= What you have to do =
Based on the listing below, report how many lines contain the word "role". Nothing but the number, please.
┄┄┄┄┄┄┄┄┄┄┄┄┄┄┄┄┄┄┄┄
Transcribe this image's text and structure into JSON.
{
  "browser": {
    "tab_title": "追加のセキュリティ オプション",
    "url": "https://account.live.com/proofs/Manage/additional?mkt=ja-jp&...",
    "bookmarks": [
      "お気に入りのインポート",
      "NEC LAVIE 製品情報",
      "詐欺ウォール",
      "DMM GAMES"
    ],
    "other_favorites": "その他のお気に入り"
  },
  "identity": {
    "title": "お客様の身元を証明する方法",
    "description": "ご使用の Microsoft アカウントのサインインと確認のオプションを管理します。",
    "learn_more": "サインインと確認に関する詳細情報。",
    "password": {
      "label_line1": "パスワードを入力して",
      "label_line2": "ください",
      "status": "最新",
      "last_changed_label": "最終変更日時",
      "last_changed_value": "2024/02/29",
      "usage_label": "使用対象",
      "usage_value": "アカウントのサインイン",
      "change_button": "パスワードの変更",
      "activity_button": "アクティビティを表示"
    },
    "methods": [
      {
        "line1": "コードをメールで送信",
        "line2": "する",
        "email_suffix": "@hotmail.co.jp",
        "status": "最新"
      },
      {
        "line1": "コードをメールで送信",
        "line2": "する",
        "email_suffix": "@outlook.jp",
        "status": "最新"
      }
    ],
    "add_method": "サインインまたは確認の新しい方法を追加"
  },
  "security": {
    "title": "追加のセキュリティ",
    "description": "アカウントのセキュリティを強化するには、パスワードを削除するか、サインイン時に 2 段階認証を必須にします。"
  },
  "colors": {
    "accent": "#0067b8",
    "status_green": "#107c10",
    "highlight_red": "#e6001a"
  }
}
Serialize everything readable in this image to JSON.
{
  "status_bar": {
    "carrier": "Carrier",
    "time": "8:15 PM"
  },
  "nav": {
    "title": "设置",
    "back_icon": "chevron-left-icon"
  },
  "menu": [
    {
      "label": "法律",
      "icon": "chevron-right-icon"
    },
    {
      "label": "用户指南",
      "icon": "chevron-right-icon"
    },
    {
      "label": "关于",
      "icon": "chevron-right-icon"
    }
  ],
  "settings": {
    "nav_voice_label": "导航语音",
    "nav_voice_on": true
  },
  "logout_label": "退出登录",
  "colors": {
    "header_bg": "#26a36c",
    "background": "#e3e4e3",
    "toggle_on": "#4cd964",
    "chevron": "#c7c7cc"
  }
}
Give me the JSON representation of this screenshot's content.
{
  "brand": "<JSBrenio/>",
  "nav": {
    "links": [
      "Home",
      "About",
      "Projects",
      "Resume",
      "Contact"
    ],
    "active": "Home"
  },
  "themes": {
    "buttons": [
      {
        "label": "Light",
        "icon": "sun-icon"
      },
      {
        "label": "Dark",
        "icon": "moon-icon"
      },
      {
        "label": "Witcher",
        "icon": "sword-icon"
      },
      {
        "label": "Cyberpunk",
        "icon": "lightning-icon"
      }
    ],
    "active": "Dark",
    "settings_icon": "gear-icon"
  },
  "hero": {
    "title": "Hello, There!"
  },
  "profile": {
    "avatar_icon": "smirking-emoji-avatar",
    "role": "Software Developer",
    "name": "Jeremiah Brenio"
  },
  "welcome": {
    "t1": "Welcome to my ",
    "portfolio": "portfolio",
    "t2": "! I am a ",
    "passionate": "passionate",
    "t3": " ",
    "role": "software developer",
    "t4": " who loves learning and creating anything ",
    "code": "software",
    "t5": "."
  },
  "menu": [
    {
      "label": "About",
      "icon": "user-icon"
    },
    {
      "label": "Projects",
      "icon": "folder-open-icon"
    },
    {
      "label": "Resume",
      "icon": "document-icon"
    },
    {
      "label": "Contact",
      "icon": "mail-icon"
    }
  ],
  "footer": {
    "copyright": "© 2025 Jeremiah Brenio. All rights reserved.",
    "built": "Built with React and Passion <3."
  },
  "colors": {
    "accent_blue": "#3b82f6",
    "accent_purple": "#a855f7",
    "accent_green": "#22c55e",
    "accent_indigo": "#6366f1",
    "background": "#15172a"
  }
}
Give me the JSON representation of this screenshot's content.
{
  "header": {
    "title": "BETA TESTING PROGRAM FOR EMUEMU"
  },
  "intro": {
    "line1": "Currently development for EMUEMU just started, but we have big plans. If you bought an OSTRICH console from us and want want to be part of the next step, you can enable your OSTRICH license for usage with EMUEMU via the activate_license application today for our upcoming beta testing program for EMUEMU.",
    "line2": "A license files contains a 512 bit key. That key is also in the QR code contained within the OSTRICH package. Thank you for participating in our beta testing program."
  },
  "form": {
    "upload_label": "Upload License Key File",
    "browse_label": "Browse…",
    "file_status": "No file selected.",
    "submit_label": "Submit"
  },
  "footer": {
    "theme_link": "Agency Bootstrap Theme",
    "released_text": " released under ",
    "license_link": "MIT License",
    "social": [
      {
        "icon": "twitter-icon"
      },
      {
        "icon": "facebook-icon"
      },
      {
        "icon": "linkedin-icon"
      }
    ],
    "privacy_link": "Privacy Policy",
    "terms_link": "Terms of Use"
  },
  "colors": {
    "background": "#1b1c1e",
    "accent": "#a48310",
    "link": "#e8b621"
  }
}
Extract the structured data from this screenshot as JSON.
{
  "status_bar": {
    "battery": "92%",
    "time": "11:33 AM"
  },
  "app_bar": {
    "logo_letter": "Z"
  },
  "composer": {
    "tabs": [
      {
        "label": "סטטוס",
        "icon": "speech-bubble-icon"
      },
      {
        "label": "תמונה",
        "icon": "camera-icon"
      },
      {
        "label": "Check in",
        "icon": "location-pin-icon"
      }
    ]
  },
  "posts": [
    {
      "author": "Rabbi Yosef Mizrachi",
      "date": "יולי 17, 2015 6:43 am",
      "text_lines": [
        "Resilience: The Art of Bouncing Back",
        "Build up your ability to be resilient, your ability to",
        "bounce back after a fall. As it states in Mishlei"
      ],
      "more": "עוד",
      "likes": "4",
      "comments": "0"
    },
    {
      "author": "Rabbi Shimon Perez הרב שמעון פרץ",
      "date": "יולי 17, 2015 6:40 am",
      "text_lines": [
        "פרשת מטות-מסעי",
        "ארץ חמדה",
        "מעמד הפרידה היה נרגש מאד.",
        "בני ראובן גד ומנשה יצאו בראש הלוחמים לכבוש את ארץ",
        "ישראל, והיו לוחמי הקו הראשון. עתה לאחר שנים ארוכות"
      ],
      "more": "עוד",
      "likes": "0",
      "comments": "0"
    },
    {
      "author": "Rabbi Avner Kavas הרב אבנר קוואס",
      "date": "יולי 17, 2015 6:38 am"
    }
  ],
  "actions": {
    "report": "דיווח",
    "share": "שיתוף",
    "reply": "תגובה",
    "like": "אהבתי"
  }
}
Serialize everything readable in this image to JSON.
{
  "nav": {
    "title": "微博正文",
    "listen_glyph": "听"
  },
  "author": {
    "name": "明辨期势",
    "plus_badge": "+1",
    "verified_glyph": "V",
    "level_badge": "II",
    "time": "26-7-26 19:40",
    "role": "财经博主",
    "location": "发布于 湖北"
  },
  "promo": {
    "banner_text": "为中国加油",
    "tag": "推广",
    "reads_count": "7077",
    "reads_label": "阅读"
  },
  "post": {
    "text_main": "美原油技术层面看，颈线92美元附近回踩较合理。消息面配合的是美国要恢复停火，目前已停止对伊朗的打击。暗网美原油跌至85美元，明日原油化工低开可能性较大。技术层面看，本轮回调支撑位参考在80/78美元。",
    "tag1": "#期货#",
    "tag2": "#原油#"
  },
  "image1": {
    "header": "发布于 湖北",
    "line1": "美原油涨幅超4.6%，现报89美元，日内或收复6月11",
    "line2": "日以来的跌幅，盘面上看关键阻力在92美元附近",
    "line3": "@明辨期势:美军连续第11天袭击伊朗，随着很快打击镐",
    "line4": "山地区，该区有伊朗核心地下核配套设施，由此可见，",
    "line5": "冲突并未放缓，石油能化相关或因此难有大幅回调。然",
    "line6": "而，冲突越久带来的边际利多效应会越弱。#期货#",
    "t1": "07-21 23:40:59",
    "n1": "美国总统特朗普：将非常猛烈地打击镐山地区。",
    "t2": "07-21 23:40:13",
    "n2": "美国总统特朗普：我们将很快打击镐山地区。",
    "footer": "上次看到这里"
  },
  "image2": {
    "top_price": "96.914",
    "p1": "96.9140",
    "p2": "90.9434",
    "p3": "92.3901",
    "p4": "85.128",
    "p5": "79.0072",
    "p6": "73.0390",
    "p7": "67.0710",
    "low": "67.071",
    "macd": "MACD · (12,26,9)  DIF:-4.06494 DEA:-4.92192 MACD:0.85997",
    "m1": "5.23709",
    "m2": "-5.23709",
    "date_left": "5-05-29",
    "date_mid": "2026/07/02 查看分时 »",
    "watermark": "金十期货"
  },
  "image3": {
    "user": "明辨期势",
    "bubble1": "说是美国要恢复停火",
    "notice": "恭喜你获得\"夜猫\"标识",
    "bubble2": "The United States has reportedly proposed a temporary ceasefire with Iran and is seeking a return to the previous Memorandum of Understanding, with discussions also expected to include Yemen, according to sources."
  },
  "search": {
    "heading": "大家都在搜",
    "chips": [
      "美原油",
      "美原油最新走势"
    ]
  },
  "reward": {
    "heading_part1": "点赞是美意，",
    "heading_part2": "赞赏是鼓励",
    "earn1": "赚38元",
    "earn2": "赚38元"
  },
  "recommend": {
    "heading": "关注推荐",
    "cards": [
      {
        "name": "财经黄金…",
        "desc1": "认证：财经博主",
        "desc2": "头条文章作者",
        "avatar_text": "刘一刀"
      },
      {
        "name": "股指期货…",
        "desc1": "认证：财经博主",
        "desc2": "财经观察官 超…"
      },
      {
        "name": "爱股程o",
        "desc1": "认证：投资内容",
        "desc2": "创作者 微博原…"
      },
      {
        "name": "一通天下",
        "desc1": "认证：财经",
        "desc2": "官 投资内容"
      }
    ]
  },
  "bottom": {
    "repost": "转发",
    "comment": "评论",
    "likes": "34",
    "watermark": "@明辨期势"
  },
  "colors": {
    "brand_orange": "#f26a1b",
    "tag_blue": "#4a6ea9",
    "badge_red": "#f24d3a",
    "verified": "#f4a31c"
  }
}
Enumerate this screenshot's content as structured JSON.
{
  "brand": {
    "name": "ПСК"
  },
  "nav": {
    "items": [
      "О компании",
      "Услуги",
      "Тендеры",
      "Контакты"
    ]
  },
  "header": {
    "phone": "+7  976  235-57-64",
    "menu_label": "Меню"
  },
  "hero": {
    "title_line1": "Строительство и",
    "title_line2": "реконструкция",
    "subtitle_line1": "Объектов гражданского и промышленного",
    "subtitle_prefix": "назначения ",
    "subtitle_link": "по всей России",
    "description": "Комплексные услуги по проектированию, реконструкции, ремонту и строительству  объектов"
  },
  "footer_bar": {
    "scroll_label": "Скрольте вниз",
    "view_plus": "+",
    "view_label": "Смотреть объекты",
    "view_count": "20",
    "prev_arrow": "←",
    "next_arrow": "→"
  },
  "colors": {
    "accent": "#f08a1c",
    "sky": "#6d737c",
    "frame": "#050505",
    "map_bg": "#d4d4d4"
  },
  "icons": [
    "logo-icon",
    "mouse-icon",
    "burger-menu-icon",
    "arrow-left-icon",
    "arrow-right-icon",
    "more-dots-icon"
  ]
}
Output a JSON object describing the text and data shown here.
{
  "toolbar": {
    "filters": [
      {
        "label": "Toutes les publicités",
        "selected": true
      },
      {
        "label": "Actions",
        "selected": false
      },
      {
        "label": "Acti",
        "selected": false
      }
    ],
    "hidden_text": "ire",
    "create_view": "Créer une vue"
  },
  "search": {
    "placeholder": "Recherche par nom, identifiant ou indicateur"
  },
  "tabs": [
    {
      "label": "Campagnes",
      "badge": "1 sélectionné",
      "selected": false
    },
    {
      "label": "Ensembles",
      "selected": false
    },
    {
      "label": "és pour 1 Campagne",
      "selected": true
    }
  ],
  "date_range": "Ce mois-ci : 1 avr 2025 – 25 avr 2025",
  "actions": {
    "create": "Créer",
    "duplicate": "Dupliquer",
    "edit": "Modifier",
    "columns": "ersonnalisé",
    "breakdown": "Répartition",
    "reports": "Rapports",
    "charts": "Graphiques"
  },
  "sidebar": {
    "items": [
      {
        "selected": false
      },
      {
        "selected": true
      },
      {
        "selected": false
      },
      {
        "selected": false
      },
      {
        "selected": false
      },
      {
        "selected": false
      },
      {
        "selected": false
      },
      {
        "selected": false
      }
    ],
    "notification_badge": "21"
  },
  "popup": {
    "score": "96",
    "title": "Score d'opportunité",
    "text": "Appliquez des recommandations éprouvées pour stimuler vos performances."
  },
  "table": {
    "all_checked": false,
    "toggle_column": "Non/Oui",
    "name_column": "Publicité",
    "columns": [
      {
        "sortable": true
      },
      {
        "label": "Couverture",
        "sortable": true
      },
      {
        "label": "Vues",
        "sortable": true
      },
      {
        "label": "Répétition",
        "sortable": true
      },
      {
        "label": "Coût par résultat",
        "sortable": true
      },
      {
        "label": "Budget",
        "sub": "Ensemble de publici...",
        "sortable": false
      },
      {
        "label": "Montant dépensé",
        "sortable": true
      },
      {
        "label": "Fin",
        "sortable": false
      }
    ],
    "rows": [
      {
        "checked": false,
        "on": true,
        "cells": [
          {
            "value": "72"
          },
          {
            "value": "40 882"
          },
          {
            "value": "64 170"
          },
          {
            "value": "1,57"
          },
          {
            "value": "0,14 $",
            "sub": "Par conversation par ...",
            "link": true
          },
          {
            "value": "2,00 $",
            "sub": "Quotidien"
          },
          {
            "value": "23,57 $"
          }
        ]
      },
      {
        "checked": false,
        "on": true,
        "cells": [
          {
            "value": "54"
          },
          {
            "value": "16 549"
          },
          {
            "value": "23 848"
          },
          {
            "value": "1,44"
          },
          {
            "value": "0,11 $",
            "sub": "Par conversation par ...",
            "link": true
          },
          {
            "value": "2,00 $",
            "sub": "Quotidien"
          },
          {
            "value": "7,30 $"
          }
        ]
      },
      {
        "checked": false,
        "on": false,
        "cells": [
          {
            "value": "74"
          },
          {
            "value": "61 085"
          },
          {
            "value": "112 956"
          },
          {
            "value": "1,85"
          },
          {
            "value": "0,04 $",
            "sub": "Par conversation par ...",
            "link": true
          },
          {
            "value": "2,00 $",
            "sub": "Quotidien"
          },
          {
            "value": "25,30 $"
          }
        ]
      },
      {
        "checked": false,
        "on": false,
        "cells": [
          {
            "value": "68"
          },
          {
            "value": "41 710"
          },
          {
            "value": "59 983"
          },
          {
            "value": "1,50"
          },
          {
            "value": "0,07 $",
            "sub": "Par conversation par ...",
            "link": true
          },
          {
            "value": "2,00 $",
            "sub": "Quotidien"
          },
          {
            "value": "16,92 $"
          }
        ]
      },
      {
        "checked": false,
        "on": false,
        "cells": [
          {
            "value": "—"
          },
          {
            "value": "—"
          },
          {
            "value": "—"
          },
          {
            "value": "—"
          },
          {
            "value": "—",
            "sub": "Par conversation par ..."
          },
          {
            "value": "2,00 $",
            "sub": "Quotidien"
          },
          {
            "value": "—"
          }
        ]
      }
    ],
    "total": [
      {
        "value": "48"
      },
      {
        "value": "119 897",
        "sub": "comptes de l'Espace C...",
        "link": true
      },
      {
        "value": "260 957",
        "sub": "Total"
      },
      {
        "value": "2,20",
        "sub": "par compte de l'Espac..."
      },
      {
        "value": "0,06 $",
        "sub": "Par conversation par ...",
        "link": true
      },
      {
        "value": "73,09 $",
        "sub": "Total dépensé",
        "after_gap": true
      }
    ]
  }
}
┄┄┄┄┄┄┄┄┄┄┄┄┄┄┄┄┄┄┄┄
= Answer for this exercise =
3